### YOUR TASK
Without reproducing any picture, copy the records word for word.

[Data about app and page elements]

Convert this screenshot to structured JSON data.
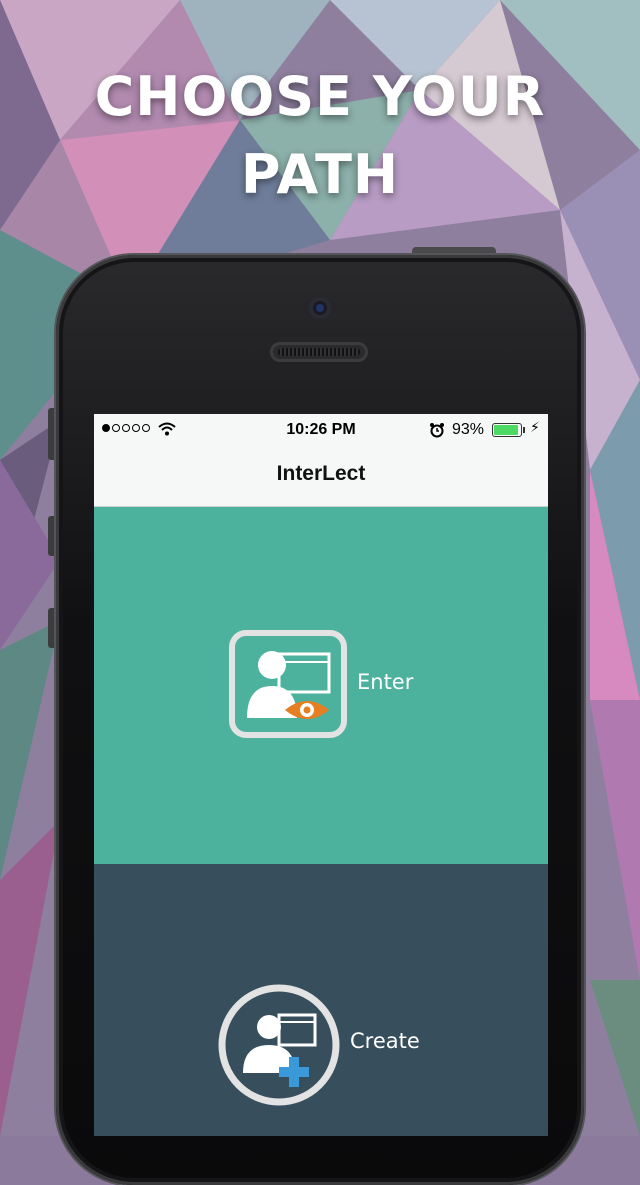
{
  "promo": {
    "headline_line1": "CHOOSE YOUR",
    "headline_line2": "PATH"
  },
  "status_bar": {
    "time": "10:26 PM",
    "battery_percent": "93%",
    "battery_level": 0.93,
    "signal_bars_filled": 1,
    "signal_bars_total": 5
  },
  "nav": {
    "title": "InterLect"
  },
  "options": {
    "enter_label": "Enter",
    "create_label": "Create"
  },
  "colors": {
    "enter_panel": "#4db29d",
    "create_panel": "#374e5c",
    "accent_orange": "#e67e22",
    "accent_blue": "#3a9ad9",
    "icon_frame": "#e3e3e3"
  },
  "icons": {
    "enter": "user-with-eye-icon",
    "create": "user-with-plus-icon"
  }
}
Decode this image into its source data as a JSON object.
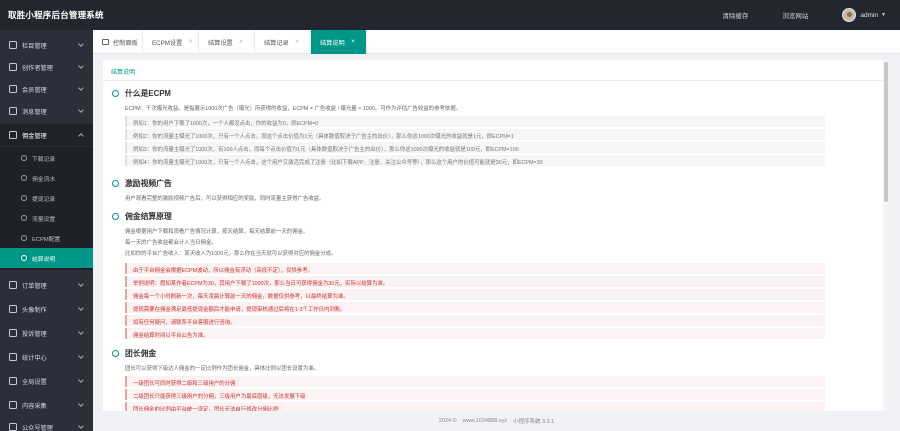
{
  "app": {
    "title": "取胜小程序后台管理系统"
  },
  "topbar": {
    "clear_cache": "清除缓存",
    "browse_site": "浏览网站",
    "user": "admin"
  },
  "sidebar": {
    "items": [
      {
        "label": "栏目管理"
      },
      {
        "label": "创作者管理"
      },
      {
        "label": "会员管理"
      },
      {
        "label": "消息管理"
      },
      {
        "label": "佣金管理"
      },
      {
        "label": "订单管理"
      },
      {
        "label": "头像制作"
      },
      {
        "label": "投诉管理"
      },
      {
        "label": "统计中心"
      },
      {
        "label": "全局设置"
      },
      {
        "label": "内容采集"
      },
      {
        "label": "公众号管理"
      }
    ],
    "sub_items": [
      {
        "label": "下载记录"
      },
      {
        "label": "佣金流水"
      },
      {
        "label": "提现记录"
      },
      {
        "label": "流量设置"
      },
      {
        "label": "ECPM配置"
      },
      {
        "label": "结算说明"
      }
    ]
  },
  "tabs": [
    {
      "label": "控制面板"
    },
    {
      "label": "ECPM设置"
    },
    {
      "label": "结算设置"
    },
    {
      "label": "结算记录"
    },
    {
      "label": "结算说明"
    }
  ],
  "panel": {
    "title": "结算说明",
    "s1": {
      "heading": "什么是ECPM",
      "intro": "ECPM：千次曝光收益。是指展示1000次广告（曝光）所获得的收益，ECPM = 广告收益 / 曝光量 × 1000。可作为评估广告收益的参考依据。",
      "examples": [
        "例如1：你的用户下载了1000次，一个人都没点击，你的收益为0，即ECPM=0",
        "例如2：你的流量主曝光了1000次，只有一个人点击，而这个点击价值为1元（具体数值取决于广告主的出价），那么你这1000次曝光的收益就是1元，即ECPM=1",
        "例如3：你的流量主曝光了1000次，有100人点击，而每个点击价值为1元（具体数值取决于广告主的出价），那么你这1000次曝光的收益就是100元，即ECPM=100",
        "例如4：你的流量主曝光了1000次，只有一个人点击，这个用户又激活完成了注册（比如下载APP、注册、关注公众号等），那么这个用户的价值可能就是30元，即ECPM=30"
      ]
    },
    "s2": {
      "heading": "激励视频广告",
      "body": "用户观看完整的激励视频广告后，可以获得相应的奖励，同时流量主获得广告收益。"
    },
    "s3": {
      "heading": "佣金结算原理",
      "lines": [
        "佣金根据用户下载和观看广告情况计算，按天结算，每天结算前一天的佣金。",
        "每一天的广告收益都会计入当日佣金。",
        "比如你的平台广告收入：某天收入为1000元，那么你在当天就可以获得对应的佣金分成。"
      ],
      "notes": [
        "由于平台佣金会根据ECPM波动，所以佣金有浮动（高低不定），仅供参考。",
        "举例说明：假如某作者ECPM为30，其用户下载了1000次，那么当日可获得佣金为30元，实际以结算为准。",
        "佣金每一个小时刷新一次，每天凌晨计算前一天的佣金，数据仅供参考，以最终结算为准。",
        "提现需要在佣金满足最低提现金额后才能申请，提现审核通过后将在1-3个工作日内到账。",
        "如有任何疑问，请联系平台客服进行咨询。",
        "佣金结算时间以平台公告为准。"
      ]
    },
    "s4": {
      "heading": "团长佣金",
      "intro": "团长可以获得下级达人佣金的一定比例作为团长佣金，具体比例以团长设置为准。",
      "notes": [
        "一级团长可同时获得二级和三级用户的分佣",
        "二级团长只能获得三级用户的分佣，三级用户为最底层级，无法发展下级",
        "团长佣金的比例由平台统一设定，团长无法自行修改分佣比例"
      ]
    }
  },
  "footer": {
    "year": "2024 ©",
    "site": "www.1024888.xyz",
    "system": "小程序系统 3.2.1"
  }
}
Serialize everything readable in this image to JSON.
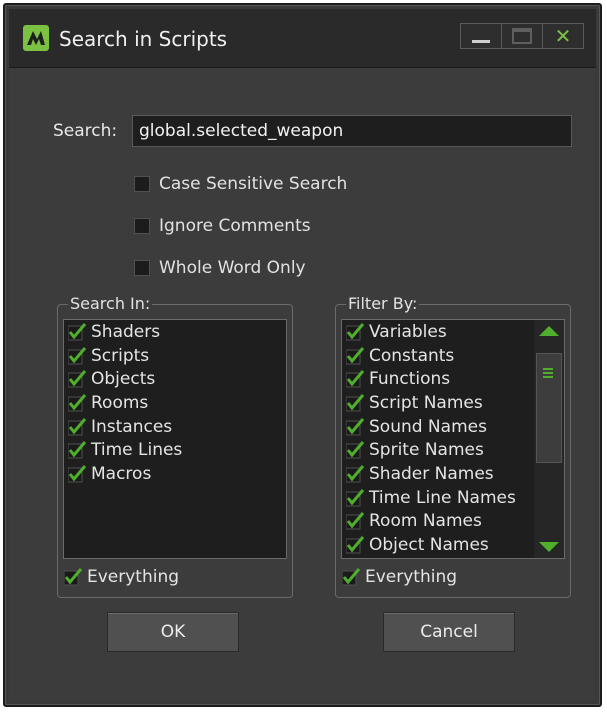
{
  "window": {
    "title": "Search in Scripts",
    "buttons": [
      "minimize",
      "maximize",
      "close"
    ],
    "accent_color": "#4fae2c"
  },
  "search": {
    "label": "Search:",
    "value": "global.selected_weapon"
  },
  "options": [
    {
      "label": "Case Sensitive Search",
      "checked": false
    },
    {
      "label": "Ignore Comments",
      "checked": false
    },
    {
      "label": "Whole Word Only",
      "checked": false
    }
  ],
  "search_in": {
    "legend": "Search In:",
    "items": [
      {
        "label": "Shaders",
        "checked": true
      },
      {
        "label": "Scripts",
        "checked": true
      },
      {
        "label": "Objects",
        "checked": true
      },
      {
        "label": "Rooms",
        "checked": true
      },
      {
        "label": "Instances",
        "checked": true
      },
      {
        "label": "Time Lines",
        "checked": true
      },
      {
        "label": "Macros",
        "checked": true
      }
    ],
    "everything_label": "Everything",
    "everything_checked": true
  },
  "filter_by": {
    "legend": "Filter By:",
    "items": [
      {
        "label": "Variables",
        "checked": true
      },
      {
        "label": "Constants",
        "checked": true
      },
      {
        "label": "Functions",
        "checked": true
      },
      {
        "label": "Script Names",
        "checked": true
      },
      {
        "label": "Sound Names",
        "checked": true
      },
      {
        "label": "Sprite Names",
        "checked": true
      },
      {
        "label": "Shader Names",
        "checked": true
      },
      {
        "label": "Time Line Names",
        "checked": true
      },
      {
        "label": "Room Names",
        "checked": true
      },
      {
        "label": "Object Names",
        "checked": true
      }
    ],
    "everything_label": "Everything",
    "everything_checked": true
  },
  "actions": {
    "ok_label": "OK",
    "cancel_label": "Cancel"
  }
}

### EXERCISE OUTPUT
Convert this screenshot to structured JSON data.
{
  "promo": {
    "headline_line1": "CHOOSE YOUR",
    "headline_line2": "PATH"
  },
  "status_bar": {
    "time": "10:26 PM",
    "battery_percent": "93%",
    "battery_level": 0.93,
    "signal_bars_filled": 1,
    "signal_bars_total": 5
  },
  "nav": {
    "title": "InterLect"
  },
  "options": {
    "enter_label": "Enter",
    "create_label": "Create"
  },
  "colors": {
    "enter_panel": "#4db29d",
    "create_panel": "#374e5c",
    "accent_orange": "#e67e22",
    "accent_blue": "#3a9ad9",
    "icon_frame": "#e3e3e3"
  },
  "icons": {
    "enter": "user-with-eye-icon",
    "create": "user-with-plus-icon"
  }
}
Decode this image into its source data as a JSON object.
{
  "app": {
    "title": "取胜小程序后台管理系统"
  },
  "topbar": {
    "clear_cache": "清除缓存",
    "browse_site": "浏览网站",
    "user": "admin"
  },
  "sidebar": {
    "items": [
      {
        "label": "栏目管理"
      },
      {
        "label": "创作者管理"
      },
      {
        "label": "会员管理"
      },
      {
        "label": "消息管理"
      },
      {
        "label": "佣金管理"
      },
      {
        "label": "订单管理"
      },
      {
        "label": "头像制作"
      },
      {
        "label": "投诉管理"
      },
      {
        "label": "统计中心"
      },
      {
        "label": "全局设置"
      },
      {
        "label": "内容采集"
      },
      {
        "label": "公众号管理"
      }
    ],
    "sub_items": [
      {
        "label": "下载记录"
      },
      {
        "label": "佣金流水"
      },
      {
        "label": "提现记录"
      },
      {
        "label": "流量设置"
      },
      {
        "label": "ECPM配置"
      },
      {
        "label": "结算说明"
      }
    ]
  },
  "tabs": [
    {
      "label": "控制面板"
    },
    {
      "label": "ECPM设置"
    },
    {
      "label": "结算设置"
    },
    {
      "label": "结算记录"
    },
    {
      "label": "结算说明"
    }
  ],
  "panel": {
    "title": "结算说明",
    "s1": {
      "heading": "什么是ECPM",
      "intro": "ECPM：千次曝光收益。是指展示1000次广告（曝光）所获得的收益，ECPM = 广告收益 / 曝光量 × 1000。可作为评估广告收益的参考依据。",
      "examples": [
        "例如1：你的用户下载了1000次，一个人都没点击，你的收益为0，即ECPM=0",
        "例如2：你的流量主曝光了1000次，只有一个人点击，而这个点击价值为1元（具体数值取决于广告主的出价），那么你这1000次曝光的收益就是1元，即ECPM=1",
        "例如3：你的流量主曝光了1000次，有100人点击，而每个点击价值为1元（具体数值取决于广告主的出价），那么你这1000次曝光的收益就是100元，即ECPM=100",
        "例如4：你的流量主曝光了1000次，只有一个人点击，这个用户又激活完成了注册（比如下载APP、注册、关注公众号等），那么这个用户的价值可能就是30元，即ECPM=30"
      ]
    },
    "s2": {
      "heading": "激励视频广告",
      "body": "用户观看完整的激励视频广告后，可以获得相应的奖励，同时流量主获得广告收益。"
    },
    "s3": {
      "heading": "佣金结算原理",
      "lines": [
        "佣金根据用户下载和观看广告情况计算，按天结算，每天结算前一天的佣金。",
        "每一天的广告收益都会计入当日佣金。",
        "比如你的平台广告收入：某天收入为1000元，那么你在当天就可以获得对应的佣金分成。"
      ],
      "notes": [
        "由于平台佣金会根据ECPM波动，所以佣金有浮动（高低不定），仅供参考。",
        "举例说明：假如某作者ECPM为30，其用户下载了1000次，那么当日可获得佣金为30元，实际以结算为准。",
        "佣金每一个小时刷新一次，每天凌晨计算前一天的佣金，数据仅供参考，以最终结算为准。",
        "提现需要在佣金满足最低提现金额后才能申请，提现审核通过后将在1-3个工作日内到账。",
        "如有任何疑问，请联系平台客服进行咨询。",
        "佣金结算时间以平台公告为准。"
      ]
    },
    "s4": {
      "heading": "团长佣金",
      "intro": "团长可以获得下级达人佣金的一定比例作为团长佣金，具体比例以团长设置为准。",
      "notes": [
        "一级团长可同时获得二级和三级用户的分佣",
        "二级团长只能获得三级用户的分佣，三级用户为最底层级，无法发展下级",
        "团长佣金的比例由平台统一设定，团长无法自行修改分佣比例"
      ]
    }
  },
  "footer": {
    "year": "2024 ©",
    "site": "www.1024888.xyz",
    "system": "小程序系统 3.2.1"
  }
}
Serialize everything readable in this image to JSON.
{
  "window": {
    "title": "Search in Scripts",
    "buttons": [
      "minimize",
      "maximize",
      "close"
    ],
    "accent_color": "#4fae2c"
  },
  "search": {
    "label": "Search:",
    "value": "global.selected_weapon"
  },
  "options": [
    {
      "label": "Case Sensitive Search",
      "checked": false
    },
    {
      "label": "Ignore Comments",
      "checked": false
    },
    {
      "label": "Whole Word Only",
      "checked": false
    }
  ],
  "search_in": {
    "legend": "Search In:",
    "items": [
      {
        "label": "Shaders",
        "checked": true
      },
      {
        "label": "Scripts",
        "checked": true
      },
      {
        "label": "Objects",
        "checked": true
      },
      {
        "label": "Rooms",
        "checked": true
      },
      {
        "label": "Instances",
        "checked": true
      },
      {
        "label": "Time Lines",
        "checked": true
      },
      {
        "label": "Macros",
        "checked": true
      }
    ],
    "everything_label": "Everything",
    "everything_checked": true
  },
  "filter_by": {
    "legend": "Filter By:",
    "items": [
      {
        "label": "Variables",
        "checked": true
      },
      {
        "label": "Constants",
        "checked": true
      },
      {
        "label": "Functions",
        "checked": true
      },
      {
        "label": "Script Names",
        "checked": true
      },
      {
        "label": "Sound Names",
        "checked": true
      },
      {
        "label": "Sprite Names",
        "checked": true
      },
      {
        "label": "Shader Names",
        "checked": true
      },
      {
        "label": "Time Line Names",
        "checked": true
      },
      {
        "label": "Room Names",
        "checked": true
      },
      {
        "label": "Object Names",
        "checked": true
      }
    ],
    "everything_label": "Everything",
    "everything_checked": true
  },
  "actions": {
    "ok_label": "OK",
    "cancel_label": "Cancel"
  }
}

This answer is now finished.